● TASK DIRECTIONS:
The listing has to be given again in full and exactly.

------ DATA SUPPLIED

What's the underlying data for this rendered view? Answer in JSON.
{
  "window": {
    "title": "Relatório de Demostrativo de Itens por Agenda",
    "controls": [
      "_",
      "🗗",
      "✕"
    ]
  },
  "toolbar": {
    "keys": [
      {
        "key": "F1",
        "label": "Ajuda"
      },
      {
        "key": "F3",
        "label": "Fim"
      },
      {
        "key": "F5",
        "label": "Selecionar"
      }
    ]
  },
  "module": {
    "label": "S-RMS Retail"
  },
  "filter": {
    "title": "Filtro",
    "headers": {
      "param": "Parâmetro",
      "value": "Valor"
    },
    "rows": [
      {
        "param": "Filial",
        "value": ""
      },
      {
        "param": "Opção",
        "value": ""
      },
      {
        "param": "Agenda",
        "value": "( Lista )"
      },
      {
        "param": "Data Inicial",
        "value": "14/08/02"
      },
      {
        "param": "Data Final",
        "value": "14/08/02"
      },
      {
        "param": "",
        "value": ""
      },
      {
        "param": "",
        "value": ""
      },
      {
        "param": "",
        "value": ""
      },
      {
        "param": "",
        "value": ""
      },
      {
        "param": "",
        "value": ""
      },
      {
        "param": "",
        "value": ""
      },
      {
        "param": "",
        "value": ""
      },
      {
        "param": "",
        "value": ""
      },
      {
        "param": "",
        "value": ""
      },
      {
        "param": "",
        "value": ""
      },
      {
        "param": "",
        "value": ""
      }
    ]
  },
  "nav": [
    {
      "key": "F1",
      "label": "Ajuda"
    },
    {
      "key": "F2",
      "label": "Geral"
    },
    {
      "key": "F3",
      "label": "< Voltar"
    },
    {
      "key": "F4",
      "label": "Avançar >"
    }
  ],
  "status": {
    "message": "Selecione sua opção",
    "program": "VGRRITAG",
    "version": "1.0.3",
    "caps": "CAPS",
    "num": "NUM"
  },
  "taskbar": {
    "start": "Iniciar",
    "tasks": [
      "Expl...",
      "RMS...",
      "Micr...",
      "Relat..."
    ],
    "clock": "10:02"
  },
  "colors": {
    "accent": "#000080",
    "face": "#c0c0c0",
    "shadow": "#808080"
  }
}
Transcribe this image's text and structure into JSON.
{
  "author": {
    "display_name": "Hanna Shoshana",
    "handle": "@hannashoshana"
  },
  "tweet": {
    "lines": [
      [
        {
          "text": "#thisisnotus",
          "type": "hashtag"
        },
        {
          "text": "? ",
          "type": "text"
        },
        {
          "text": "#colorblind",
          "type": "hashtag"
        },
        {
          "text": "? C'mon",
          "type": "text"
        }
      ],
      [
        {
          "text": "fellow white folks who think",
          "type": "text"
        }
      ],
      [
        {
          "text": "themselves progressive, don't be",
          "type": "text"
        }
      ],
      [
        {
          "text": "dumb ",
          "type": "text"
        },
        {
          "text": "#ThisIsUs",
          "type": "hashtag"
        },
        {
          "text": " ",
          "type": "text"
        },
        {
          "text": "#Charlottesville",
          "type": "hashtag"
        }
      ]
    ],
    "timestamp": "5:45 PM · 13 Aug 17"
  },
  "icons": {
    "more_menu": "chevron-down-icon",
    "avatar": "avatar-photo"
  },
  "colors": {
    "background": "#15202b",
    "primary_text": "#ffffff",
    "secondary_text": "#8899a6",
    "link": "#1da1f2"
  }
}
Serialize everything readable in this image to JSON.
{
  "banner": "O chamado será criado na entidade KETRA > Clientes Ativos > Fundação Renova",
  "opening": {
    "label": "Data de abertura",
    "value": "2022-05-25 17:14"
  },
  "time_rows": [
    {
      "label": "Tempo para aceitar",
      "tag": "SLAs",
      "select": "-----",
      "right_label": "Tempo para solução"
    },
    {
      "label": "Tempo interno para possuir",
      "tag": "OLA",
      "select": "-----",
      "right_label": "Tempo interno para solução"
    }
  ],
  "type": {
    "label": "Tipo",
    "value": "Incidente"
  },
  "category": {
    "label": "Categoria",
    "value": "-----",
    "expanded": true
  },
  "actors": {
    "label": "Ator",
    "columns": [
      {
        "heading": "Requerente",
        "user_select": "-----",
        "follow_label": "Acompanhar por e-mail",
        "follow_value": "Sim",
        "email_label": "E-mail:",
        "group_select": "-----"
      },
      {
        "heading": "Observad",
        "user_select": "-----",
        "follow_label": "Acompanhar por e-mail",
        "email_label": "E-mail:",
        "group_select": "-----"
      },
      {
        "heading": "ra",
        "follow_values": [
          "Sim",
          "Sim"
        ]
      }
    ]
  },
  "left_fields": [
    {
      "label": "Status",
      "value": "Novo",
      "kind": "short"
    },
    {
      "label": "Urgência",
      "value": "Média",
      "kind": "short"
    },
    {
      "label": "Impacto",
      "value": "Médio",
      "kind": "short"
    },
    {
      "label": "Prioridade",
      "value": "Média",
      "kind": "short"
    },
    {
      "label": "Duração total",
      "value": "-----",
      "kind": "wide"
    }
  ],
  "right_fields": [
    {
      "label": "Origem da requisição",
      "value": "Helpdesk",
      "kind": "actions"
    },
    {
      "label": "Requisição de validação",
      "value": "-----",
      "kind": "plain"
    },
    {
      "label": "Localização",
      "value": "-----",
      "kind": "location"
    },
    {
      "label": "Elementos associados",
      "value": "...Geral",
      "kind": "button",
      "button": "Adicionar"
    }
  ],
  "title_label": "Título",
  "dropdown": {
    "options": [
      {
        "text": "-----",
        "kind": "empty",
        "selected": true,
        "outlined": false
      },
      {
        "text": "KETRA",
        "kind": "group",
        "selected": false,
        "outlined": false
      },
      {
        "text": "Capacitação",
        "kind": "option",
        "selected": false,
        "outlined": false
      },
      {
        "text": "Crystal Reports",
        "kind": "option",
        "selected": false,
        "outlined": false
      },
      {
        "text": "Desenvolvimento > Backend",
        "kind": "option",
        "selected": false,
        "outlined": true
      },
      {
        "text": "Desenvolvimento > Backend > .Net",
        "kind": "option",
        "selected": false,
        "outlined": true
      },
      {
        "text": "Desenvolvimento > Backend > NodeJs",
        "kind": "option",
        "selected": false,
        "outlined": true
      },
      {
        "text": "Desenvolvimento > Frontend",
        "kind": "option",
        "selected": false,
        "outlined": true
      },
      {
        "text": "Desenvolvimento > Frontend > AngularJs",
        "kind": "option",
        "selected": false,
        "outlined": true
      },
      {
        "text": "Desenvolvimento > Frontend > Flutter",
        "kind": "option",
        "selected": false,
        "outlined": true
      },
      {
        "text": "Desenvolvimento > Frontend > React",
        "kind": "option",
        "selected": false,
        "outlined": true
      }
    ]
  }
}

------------

● REPLY:
What's the underlying data for this rendered view? Answer in JSON.
{
  "window": {
    "title": "Relatório de Demostrativo de Itens por Agenda",
    "controls": [
      "_",
      "🗗",
      "✕"
    ]
  },
  "toolbar": {
    "keys": [
      {
        "key": "F1",
        "label": "Ajuda"
      },
      {
        "key": "F3",
        "label": "Fim"
      },
      {
        "key": "F5",
        "label": "Selecionar"
      }
    ]
  },
  "module": {
    "label": "S-RMS Retail"
  },
  "filter": {
    "title": "Filtro",
    "headers": {
      "param": "Parâmetro",
      "value": "Valor"
    },
    "rows": [
      {
        "param": "Filial",
        "value": ""
      },
      {
        "param": "Opção",
        "value": ""
      },
      {
        "param": "Agenda",
        "value": "( Lista )"
      },
      {
        "param": "Data Inicial",
        "value": "14/08/02"
      },
      {
        "param": "Data Final",
        "value": "14/08/02"
      },
      {
        "param": "",
        "value": ""
      },
      {
        "param": "",
        "value": ""
      },
      {
        "param": "",
        "value": ""
      },
      {
        "param": "",
        "value": ""
      },
      {
        "param": "",
        "value": ""
      },
      {
        "param": "",
        "value": ""
      },
      {
        "param": "",
        "value": ""
      },
      {
        "param": "",
        "value": ""
      },
      {
        "param": "",
        "value": ""
      },
      {
        "param": "",
        "value": ""
      },
      {
        "param": "",
        "value": ""
      }
    ]
  },
  "nav": [
    {
      "key": "F1",
      "label": "Ajuda"
    },
    {
      "key": "F2",
      "label": "Geral"
    },
    {
      "key": "F3",
      "label": "< Voltar"
    },
    {
      "key": "F4",
      "label": "Avançar >"
    }
  ],
  "status": {
    "message": "Selecione sua opção",
    "program": "VGRRITAG",
    "version": "1.0.3",
    "caps": "CAPS",
    "num": "NUM"
  },
  "taskbar": {
    "start": "Iniciar",
    "tasks": [
      "Expl...",
      "RMS...",
      "Micr...",
      "Relat..."
    ],
    "clock": "10:02"
  },
  "colors": {
    "accent": "#000080",
    "face": "#c0c0c0",
    "shadow": "#808080"
  }
}
Transcribe this image's text and structure into JSON.
{
  "author": {
    "display_name": "Hanna Shoshana",
    "handle": "@hannashoshana"
  },
  "tweet": {
    "lines": [
      [
        {
          "text": "#thisisnotus",
          "type": "hashtag"
        },
        {
          "text": "? ",
          "type": "text"
        },
        {
          "text": "#colorblind",
          "type": "hashtag"
        },
        {
          "text": "? C'mon",
          "type": "text"
        }
      ],
      [
        {
          "text": "fellow white folks who think",
          "type": "text"
        }
      ],
      [
        {
          "text": "themselves progressive, don't be",
          "type": "text"
        }
      ],
      [
        {
          "text": "dumb ",
          "type": "text"
        },
        {
          "text": "#ThisIsUs",
          "type": "hashtag"
        },
        {
          "text": " ",
          "type": "text"
        },
        {
          "text": "#Charlottesville",
          "type": "hashtag"
        }
      ]
    ],
    "timestamp": "5:45 PM · 13 Aug 17"
  },
  "icons": {
    "more_menu": "chevron-down-icon",
    "avatar": "avatar-photo"
  },
  "colors": {
    "background": "#15202b",
    "primary_text": "#ffffff",
    "secondary_text": "#8899a6",
    "link": "#1da1f2"
  }
}
Serialize everything readable in this image to JSON.
{
  "banner": "O chamado será criado na entidade KETRA > Clientes Ativos > Fundação Renova",
  "opening": {
    "label": "Data de abertura",
    "value": "2022-05-25 17:14"
  },
  "time_rows": [
    {
      "label": "Tempo para aceitar",
      "tag": "SLAs",
      "select": "-----",
      "right_label": "Tempo para solução"
    },
    {
      "label": "Tempo interno para possuir",
      "tag": "OLA",
      "select": "-----",
      "right_label": "Tempo interno para solução"
    }
  ],
  "type": {
    "label": "Tipo",
    "value": "Incidente"
  },
  "category": {
    "label": "Categoria",
    "value": "-----",
    "expanded": true
  },
  "actors": {
    "label": "Ator",
    "columns": [
      {
        "heading": "Requerente",
        "user_select": "-----",
        "follow_label": "Acompanhar por e-mail",
        "follow_value": "Sim",
        "email_label": "E-mail:",
        "group_select": "-----"
      },
      {
        "heading": "Observad",
        "user_select": "-----",
        "follow_label": "Acompanhar por e-mail",
        "email_label": "E-mail:",
        "group_select": "-----"
      },
      {
        "heading": "ra",
        "follow_values": [
          "Sim",
          "Sim"
        ]
      }
    ]
  },
  "left_fields": [
    {
      "label": "Status",
      "value": "Novo",
      "kind": "short"
    },
    {
      "label": "Urgência",
      "value": "Média",
      "kind": "short"
    },
    {
      "label": "Impacto",
      "value": "Médio",
      "kind": "short"
    },
    {
      "label": "Prioridade",
      "value": "Média",
      "kind": "short"
    },
    {
      "label": "Duração total",
      "value": "-----",
      "kind": "wide"
    }
  ],
  "right_fields": [
    {
      "label": "Origem da requisição",
      "value": "Helpdesk",
      "kind": "actions"
    },
    {
      "label": "Requisição de validação",
      "value": "-----",
      "kind": "plain"
    },
    {
      "label": "Localização",
      "value": "-----",
      "kind": "location"
    },
    {
      "label": "Elementos associados",
      "value": "...Geral",
      "kind": "button",
      "button": "Adicionar"
    }
  ],
  "title_label": "Título",
  "dropdown": {
    "options": [
      {
        "text": "-----",
        "kind": "empty",
        "selected": true,
        "outlined": false
      },
      {
        "text": "KETRA",
        "kind": "group",
        "selected": false,
        "outlined": false
      },
      {
        "text": "Capacitação",
        "kind": "option",
        "selected": false,
        "outlined": false
      },
      {
        "text": "Crystal Reports",
        "kind": "option",
        "selected": false,
        "outlined": false
      },
      {
        "text": "Desenvolvimento > Backend",
        "kind": "option",
        "selected": false,
        "outlined": true
      },
      {
        "text": "Desenvolvimento > Backend > .Net",
        "kind": "option",
        "selected": false,
        "outlined": true
      },
      {
        "text": "Desenvolvimento > Backend > NodeJs",
        "kind": "option",
        "selected": false,
        "outlined": true
      },
      {
        "text": "Desenvolvimento > Frontend",
        "kind": "option",
        "selected": false,
        "outlined": true
      },
      {
        "text": "Desenvolvimento > Frontend > AngularJs",
        "kind": "option",
        "selected": false,
        "outlined": true
      },
      {
        "text": "Desenvolvimento > Frontend > Flutter",
        "kind": "option",
        "selected": false,
        "outlined": true
      },
      {
        "text": "Desenvolvimento > Frontend > React",
        "kind": "option",
        "selected": false,
        "outlined": true
      }
    ]
  }
}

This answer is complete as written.